Pomeranians are difficult to housetrain
Don’t be fooled by their cute looks because Pomeranians can be quite sassy and self-possessed. His proud nature sometimes makes him difficult to housetrain. He may even consider himself too bright and not take orders from someone who he considers less important. So it’s absolutely necessary that you set the rules and let him know who the boss is from the getgo. However, some seniors might not be in the position to put in too much work in training them.
Pomeranians bark a lot
They bark excessively because that’s their major communication method. They also bark when they are suspicious of a stranger. It’s their reaction to fear and a way to protect their owner. While that sounds very sweet, the frequent barking would be a problem for the neighbors.
Pomeranians need regular exercise
While they are fine living in apartments, they also require regular walks and are overall very active despite their small size. As a result, The American Kennel Club does not list Pomeranians in their list of best dogs for apartments. They will do fine in apartments but need to be taken out regularly.
… and extensive grooming
In addition, Pomeranians also require regular and extensive grooming. Their double coat sheds heavily and needs attention including brushing several times per week to prevent matting of hair (daily during the shedding season), and professional grooming every 1-2 months at a minimum.
Considering all these factors, a Pomeranian might not be a great dog for seniors. They are only suited for people who are willing to give a lot of time and put in the energy needed to care for them.
Go back to our list of the best dog breeds for seniors.
Disclaimer: This website's content is not a substitute for veterinary care.

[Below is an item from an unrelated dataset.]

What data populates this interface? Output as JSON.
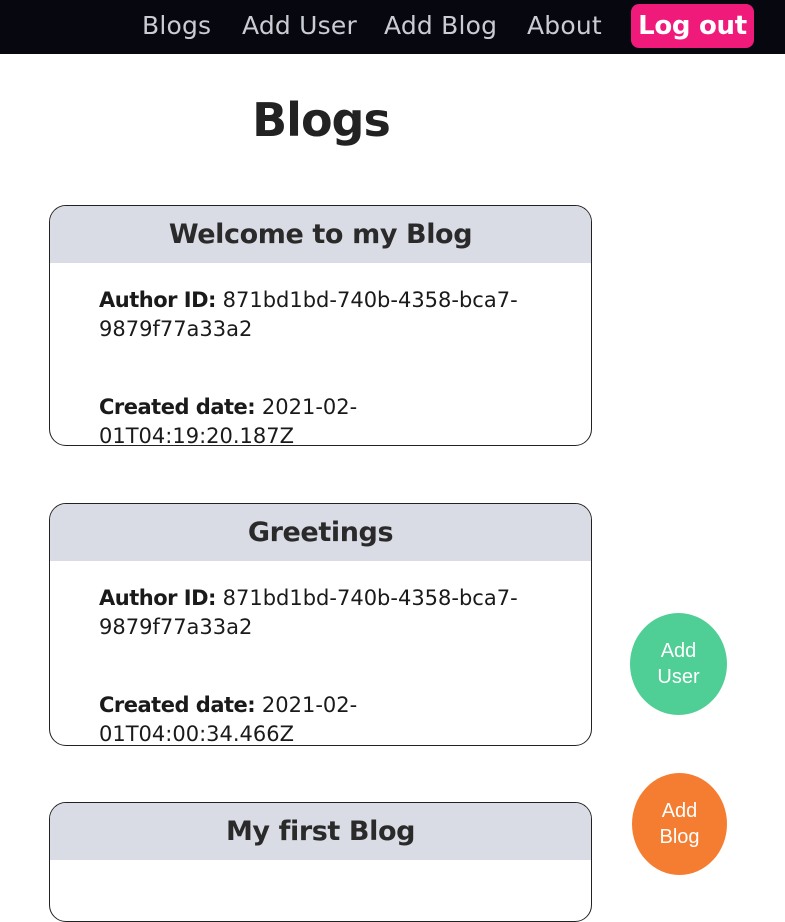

Always consult with your veterinarian for healthcare decisions. Read More.